They need three wins for a bowl game. They have Florida, dreadful Tennessee and Vanderbilt teams, a game at middling Texas A&M and then Appalachian State before the big one on Nov. 30. Lot worse places to be.
It’s fitting USC pulled off this particular upset to give itself a new lease on the year. Georgia’s Dominick Blaylock is the son of former NBA veteran Mookie Blaylock. He was famous for a lot of reasons, one being a band from Seattle liked his name so much they wanted to use it as their band name.
They couldn’t because of copyright laws, so they changed their name to Pearl Jam. Their most well-known hit?
6. But it worked
That’s the best thing anyone can say about a game. Play bad, nearly screw up, make a mistake but still win … hey, it worked.
There were some really curious play-calls that could have easily swung that game Georgia’s way.
Fourth-and-3 in a tie game, 40 seconds to go on Georgia’s 40-yard line. Punting’s probably out of the question because of how short the field is, and the Gamecocks couldn’t afford to give Georgia the ball back at that spot, knowing they had too much time and an All-American kicker.
Go for it and don’t get it, at least the field is probably a little bit longer, and there’s more time off the clock. Kick the field goal, you’re up three points.
Problem is, the Gamecocks chose to kick a 57-yard field goal with a guy who has never, not once, hit a 50-yarder.
Nothing against Parker White, who’s very accurate on what he can hit, but he hasn’t hit any 50-yarders. Yet Muschamp sent him out there and then said he has the leg (maybe, as his 49-yarder earlier was plenty long enough); he’s made them before (which he hasn’t in a game); and he’d make the same decision again (what?)
Fourth-and-1 in the second overtime, got to take the points there, even though White had just missed a 33-yarder that would have won it. Got to kick with Georgia having the ball next and Rodrigo Blankenship kicking.
Muschamp went for it, Dowdle picked it up, then USC kicked when a third-and-goal at the 2 was destroyed by Georgia’s Tyler Clark. White hit, Blankenship missed, go crazy, folks.
To be fair, Georgia coach Kirby Smart decided to run a play in a tie game with eight seconds left instead of kicking a 55-yard game-winning field goal (a chancy attempt, but Blankenship has hit from that distance before). The Bulldogs illegally shifted, making Georgia go for it instead of trying a 60-yarder.
Hey, it worked.
7. The head man
Who knows what Muschamp’s job status really was after the UNC and Missouri losses? Ray Tanner said he was as confident in his coach as the day he hired him, and it’s not like Tanner was ever going to make a move mid-season.
Yet this win buys Muschamp all sorts of time.

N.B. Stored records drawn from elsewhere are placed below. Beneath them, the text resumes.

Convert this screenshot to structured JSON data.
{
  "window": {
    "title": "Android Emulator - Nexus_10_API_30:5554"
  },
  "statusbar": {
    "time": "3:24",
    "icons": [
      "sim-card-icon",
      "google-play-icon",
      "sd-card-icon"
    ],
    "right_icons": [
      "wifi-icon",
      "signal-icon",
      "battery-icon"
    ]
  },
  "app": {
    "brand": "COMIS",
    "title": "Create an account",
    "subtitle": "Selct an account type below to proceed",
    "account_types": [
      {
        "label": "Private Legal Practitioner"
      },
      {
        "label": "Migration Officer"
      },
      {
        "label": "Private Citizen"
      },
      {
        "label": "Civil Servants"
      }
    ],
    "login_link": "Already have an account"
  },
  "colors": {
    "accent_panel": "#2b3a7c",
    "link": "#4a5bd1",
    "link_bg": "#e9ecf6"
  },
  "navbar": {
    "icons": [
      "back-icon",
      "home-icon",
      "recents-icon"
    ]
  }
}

The season’s results were expected to be middling due to the schedule. Muschamp just beat one of the teams that was considered a definite loss on that schedule. If he steers the Gamecocks to a bowl game, especially with the QB injuries, that’s progress, that’s moving forward, that’s showing everyone it was always the right hire.
Again, nobody’s sure of what would have happened if this season spiraled out of control, but if that question never has to be answered, that’s a great outcome.